Veterinarians say one of the most common reasons for a visit is ear infections and complications. The best way to avoid these frequent vet trips is to give your dog a good ear-cleaning at home.
TruDog's BOOST ME is a freeze-dried, versatile supplement that contains simple ingredients packed with powerful nutrition.
21 Breeds With The Highest Risk Of Ear Infection
Everyone loves those funny floppy ears! What many people don’t know is that floppy ears, or ears where the outer ear folds over the ear canal, are at most risk for ear infection.
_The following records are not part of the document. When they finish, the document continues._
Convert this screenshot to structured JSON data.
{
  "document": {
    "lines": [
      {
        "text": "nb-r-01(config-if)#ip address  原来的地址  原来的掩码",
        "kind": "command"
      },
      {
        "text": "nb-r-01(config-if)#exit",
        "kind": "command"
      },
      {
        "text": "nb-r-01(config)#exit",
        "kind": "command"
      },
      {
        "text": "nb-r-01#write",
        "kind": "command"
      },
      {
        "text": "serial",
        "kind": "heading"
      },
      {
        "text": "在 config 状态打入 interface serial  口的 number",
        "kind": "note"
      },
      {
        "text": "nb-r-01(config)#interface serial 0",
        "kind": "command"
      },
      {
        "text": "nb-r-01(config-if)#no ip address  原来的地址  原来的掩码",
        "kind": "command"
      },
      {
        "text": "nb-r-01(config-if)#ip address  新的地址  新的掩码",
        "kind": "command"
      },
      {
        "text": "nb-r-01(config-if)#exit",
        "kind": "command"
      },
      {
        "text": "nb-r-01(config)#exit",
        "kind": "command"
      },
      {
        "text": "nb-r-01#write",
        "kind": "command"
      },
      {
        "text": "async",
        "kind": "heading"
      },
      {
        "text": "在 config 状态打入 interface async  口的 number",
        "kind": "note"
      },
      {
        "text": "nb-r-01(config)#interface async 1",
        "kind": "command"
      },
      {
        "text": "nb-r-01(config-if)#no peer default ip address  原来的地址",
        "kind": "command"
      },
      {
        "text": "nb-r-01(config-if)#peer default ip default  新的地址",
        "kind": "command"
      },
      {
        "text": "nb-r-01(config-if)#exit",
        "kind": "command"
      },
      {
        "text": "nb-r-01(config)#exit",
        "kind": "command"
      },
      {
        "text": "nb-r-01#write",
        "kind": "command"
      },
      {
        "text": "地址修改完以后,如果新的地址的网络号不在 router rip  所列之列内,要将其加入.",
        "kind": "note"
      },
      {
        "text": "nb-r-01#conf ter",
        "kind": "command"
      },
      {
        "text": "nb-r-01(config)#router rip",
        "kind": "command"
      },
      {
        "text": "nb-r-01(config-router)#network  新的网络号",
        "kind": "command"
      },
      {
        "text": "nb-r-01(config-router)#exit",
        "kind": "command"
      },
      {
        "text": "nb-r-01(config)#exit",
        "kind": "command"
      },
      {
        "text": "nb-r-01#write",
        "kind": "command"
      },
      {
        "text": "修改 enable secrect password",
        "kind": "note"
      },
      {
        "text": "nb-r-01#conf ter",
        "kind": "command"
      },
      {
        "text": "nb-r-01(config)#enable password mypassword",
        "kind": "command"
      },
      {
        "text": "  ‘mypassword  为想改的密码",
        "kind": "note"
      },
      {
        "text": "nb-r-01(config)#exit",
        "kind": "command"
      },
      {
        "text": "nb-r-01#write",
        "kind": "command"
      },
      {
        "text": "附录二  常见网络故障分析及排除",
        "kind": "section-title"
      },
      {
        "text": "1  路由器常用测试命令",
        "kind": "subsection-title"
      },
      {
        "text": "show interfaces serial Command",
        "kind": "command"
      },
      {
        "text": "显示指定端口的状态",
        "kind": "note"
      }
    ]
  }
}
If your dog is one of the following breeds, or a mix of the following, they will be more prone to ear infections than other breeds and need to be given extra care.
- Afghan Hound
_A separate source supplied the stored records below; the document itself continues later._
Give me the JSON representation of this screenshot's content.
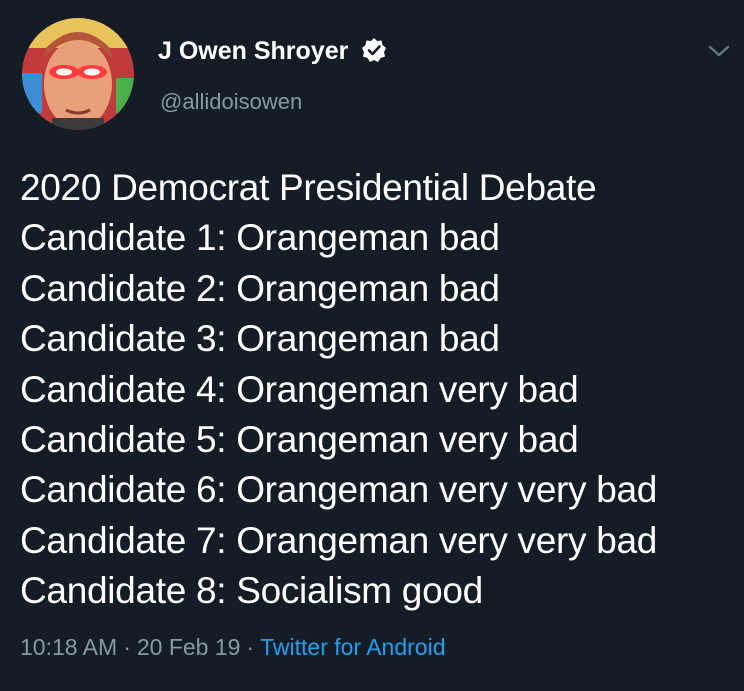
{
  "tweet": {
    "author": {
      "display_name": "J Owen Shroyer",
      "handle": "@allidoisowen",
      "verified": true
    },
    "lines": [
      "2020 Democrat Presidential Debate",
      "Candidate 1: Orangeman bad",
      "Candidate 2: Orangeman bad",
      "Candidate 3: Orangeman bad",
      "Candidate 4: Orangeman very bad",
      "Candidate 5: Orangeman very bad",
      "Candidate 6: Orangeman very very bad",
      "Candidate 7: Orangeman very very bad",
      "Candidate 8: Socialism good"
    ],
    "time": "10:18 AM",
    "date": "20 Feb 19",
    "separator": "·",
    "source": "Twitter for Android"
  },
  "colors": {
    "background": "#141d26",
    "text": "#ffffff",
    "secondary": "#8899a6",
    "link": "#1da1f2"
  },
  "icons": {
    "verified": "verified-badge-icon",
    "menu": "chevron-down-icon"
  }
}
- Basset Hound
- Cavalier King Charles Spaniel
- Cocker Spaniel
- Golden Retriever
- Great Dane
- Portuguese Water Dog
- Saint Bernard
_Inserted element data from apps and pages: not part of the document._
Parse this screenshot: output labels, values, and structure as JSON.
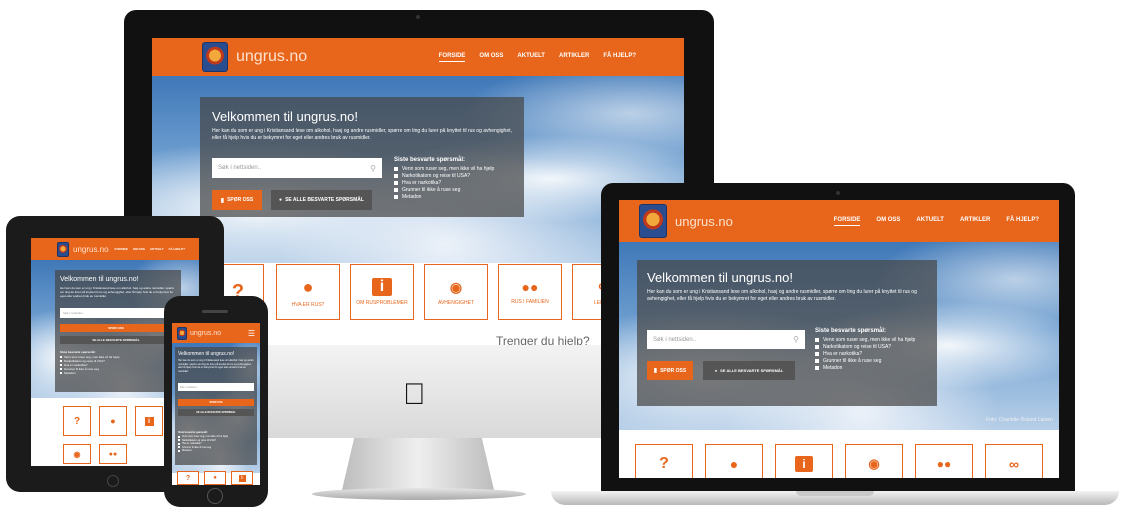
{
  "site": {
    "brand": "ungrus.no",
    "nav": [
      "FORSIDE",
      "OM OSS",
      "AKTUELT",
      "ARTIKLER",
      "FÅ HJELP?"
    ],
    "welcome_title": "Velkommen til ungrus.no!",
    "welcome_text": "Her kan du som er ung i Kristiansand lese om alkohol, hasj og andre rusmidler, spørre om ting du lurer på knyttet til rus og avhengighet, eller få hjelp hvis du er bekymret for eget eller andres bruk av rusmidler.",
    "search_placeholder": "Søk i nettsiden..",
    "ask_button": "SPØR OSS",
    "all_answers_button": "SE ALLE BESVARTE SPØRSMÅL",
    "questions_title": "Siste besvarte spørsmål:",
    "questions": [
      "Venn som ruser seg, men ikke vil ha hjelp",
      "Narkotikatom og reise til USA?",
      "Hva er narkotika?",
      "Grunner til ikke å ruse seg",
      "Metadon"
    ],
    "photo_credit": "Foto: Charlotte Roland Larsen",
    "tiles": [
      "",
      "HVA ER RUS?",
      "OM RUSPROBLEMER",
      "AVHENGIGHET",
      "RUS I FAMILIEN",
      "LENKER"
    ],
    "help_heading": "Trenger du hjelp?"
  },
  "icons": {
    "apple_logo": "apple-logo-icon",
    "question": "question-icon",
    "chat": "chat-icon",
    "info": "info-icon",
    "brain": "brain-icon",
    "family": "family-icon",
    "link": "link-icon",
    "search": "search-icon"
  },
  "colors": {
    "brand_orange": "#e8661c",
    "panel": "#464646",
    "device_black": "#111111"
  }
}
- Shih Tzu
- Springer Spaniel
Remember, even if your dog isn’t one of the ones on the list, it’s still a good idea to check their ears frequently, and talk with your vet to find the most suitable ear care for your pup.
How Often Should I Be Cleaning My Dog’s Ears?
Cleaning ears too frequently is actually just as dangerous as not cleaning them at all. Your dog needs a healthy amount of ear wax in order to keep the ear canals lubricated and protected from infection.
So how much cleaning is the right amount? Unfortunately, the answer varies depending on your dog’s breed, coat, wax productions, activity level, and even the humidity. The bottom line is, you want to clean out your dog’s ears whenever they’re dirty. If your dog is prone to ear infections, or tends to swim or roll in the dirt frequently, it is most likely that you will need to clean out your dog’s ears weekly, or even daily. Otherwise, your dog may only need a cleaning once a month.
For a simple and easy ear cleaning solution, check out Clear Me: a natural, safe and effective ear cleaner for all breeds of dogs.
Should I Do A Quick Cleanse, Or A Full Flush?
Your dog’s ears won’t need to be fully flushed or deeply cleaned each time. Check the ears frequently, especially after a particularly adventurous, vigorous, or dirty outing. Most of the time your dog will just need a small amount of veterinarian approved cleanser and a simple wipe with a cotton swab on the pinna, or the outer part of the ear.
To check if your dog needs a more thorough flushing, gently lift the pinna to look down into the ear canal. If you can see dirt or debris built up, it’s time for a deeper cleaning of the L-shaped horizontal ear canal.
The most important thing to remember is to NEVER USE A Q-TIP! Using a q-tip on your dog’s ear is very dangerous because there is a risk of damaging the vertical ear canal, which can lead to further complications. Cotton swabs are sufficient for at-home cleaning. Leave the q-tips to your veterinarian.
How Do I Know If My Dog Has An Ear Infection?
If your dog has an ear infection, it’s best to keep the swabs and cleanser away from the ear until your vet can have a look and give you further instructions. If you notice any of the following symptoms, it’s time to visit your vet.
- Sensitivity or pain when you touch the ears
- Violent head shaking or “ear snapping”
- Pus or blood
- Redness or swelling
- Odor from the ears
- Frequent scratching, pawing, or rubbing the ears
A Smile From Ear To Ear!
Ear care should be a positive experience for you and your dog! Make sure you are aware of any possible risks, and be sure to keep your vet in the know as well. As for your pooch, be sure to give lots of praise any time you clean out the ears. You want at-home cleaning to be as enjoyable as possible so that it runs smoothly for everyone.